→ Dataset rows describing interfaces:
++++
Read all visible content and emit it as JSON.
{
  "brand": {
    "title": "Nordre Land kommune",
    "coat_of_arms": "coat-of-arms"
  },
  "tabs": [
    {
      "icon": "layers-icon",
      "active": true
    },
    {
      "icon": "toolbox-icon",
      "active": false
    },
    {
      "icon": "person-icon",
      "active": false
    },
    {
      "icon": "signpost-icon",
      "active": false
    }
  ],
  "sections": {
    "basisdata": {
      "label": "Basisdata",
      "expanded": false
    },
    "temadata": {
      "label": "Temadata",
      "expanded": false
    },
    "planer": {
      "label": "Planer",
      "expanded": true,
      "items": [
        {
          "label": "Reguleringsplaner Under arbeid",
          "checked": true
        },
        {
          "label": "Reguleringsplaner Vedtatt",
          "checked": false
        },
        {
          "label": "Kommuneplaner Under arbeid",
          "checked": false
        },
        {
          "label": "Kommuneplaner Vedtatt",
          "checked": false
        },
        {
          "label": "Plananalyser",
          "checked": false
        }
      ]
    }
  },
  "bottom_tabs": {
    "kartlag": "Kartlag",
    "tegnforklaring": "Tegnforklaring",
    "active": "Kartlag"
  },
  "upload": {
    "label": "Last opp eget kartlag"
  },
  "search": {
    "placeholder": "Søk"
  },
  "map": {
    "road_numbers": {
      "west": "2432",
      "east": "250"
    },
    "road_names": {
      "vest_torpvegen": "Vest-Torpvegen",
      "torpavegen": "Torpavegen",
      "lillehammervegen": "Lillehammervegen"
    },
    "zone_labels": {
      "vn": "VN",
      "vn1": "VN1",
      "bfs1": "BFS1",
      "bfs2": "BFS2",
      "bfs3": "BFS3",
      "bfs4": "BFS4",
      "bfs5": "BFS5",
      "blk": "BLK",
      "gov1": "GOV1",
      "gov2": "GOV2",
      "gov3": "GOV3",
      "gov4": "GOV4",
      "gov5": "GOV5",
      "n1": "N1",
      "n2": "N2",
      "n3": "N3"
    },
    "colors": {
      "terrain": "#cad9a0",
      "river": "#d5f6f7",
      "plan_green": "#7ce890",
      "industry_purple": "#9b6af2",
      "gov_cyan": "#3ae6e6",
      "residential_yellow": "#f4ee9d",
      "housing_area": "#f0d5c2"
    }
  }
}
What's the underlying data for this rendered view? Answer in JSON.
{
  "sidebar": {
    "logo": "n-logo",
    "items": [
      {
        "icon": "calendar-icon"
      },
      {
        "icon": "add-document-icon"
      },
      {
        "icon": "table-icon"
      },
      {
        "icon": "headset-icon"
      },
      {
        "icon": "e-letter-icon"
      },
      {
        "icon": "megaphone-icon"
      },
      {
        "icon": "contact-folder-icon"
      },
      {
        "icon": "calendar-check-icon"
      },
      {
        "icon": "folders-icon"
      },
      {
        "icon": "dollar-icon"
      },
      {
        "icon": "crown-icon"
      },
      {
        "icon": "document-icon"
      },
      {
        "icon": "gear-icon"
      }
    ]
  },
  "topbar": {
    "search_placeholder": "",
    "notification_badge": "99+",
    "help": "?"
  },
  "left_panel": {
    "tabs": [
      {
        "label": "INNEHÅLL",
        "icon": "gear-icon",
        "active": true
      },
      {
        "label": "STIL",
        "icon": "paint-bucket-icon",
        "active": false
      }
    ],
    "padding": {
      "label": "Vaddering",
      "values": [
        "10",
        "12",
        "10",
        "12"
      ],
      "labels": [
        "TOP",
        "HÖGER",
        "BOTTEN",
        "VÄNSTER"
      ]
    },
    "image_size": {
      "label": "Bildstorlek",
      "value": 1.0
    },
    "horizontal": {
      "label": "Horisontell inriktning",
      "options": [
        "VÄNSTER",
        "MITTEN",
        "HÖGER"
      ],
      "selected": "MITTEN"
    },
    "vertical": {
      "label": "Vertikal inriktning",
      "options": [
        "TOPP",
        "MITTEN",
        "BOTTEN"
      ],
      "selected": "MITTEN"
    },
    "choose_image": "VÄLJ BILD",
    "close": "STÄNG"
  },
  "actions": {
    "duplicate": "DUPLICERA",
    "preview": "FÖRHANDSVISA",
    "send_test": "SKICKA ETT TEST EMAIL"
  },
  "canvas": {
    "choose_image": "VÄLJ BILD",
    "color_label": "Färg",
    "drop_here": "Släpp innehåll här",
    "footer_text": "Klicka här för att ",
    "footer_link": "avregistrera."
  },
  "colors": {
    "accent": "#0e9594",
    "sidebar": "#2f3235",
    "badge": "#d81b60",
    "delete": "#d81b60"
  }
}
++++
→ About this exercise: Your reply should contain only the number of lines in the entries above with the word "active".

→ Task solution: 7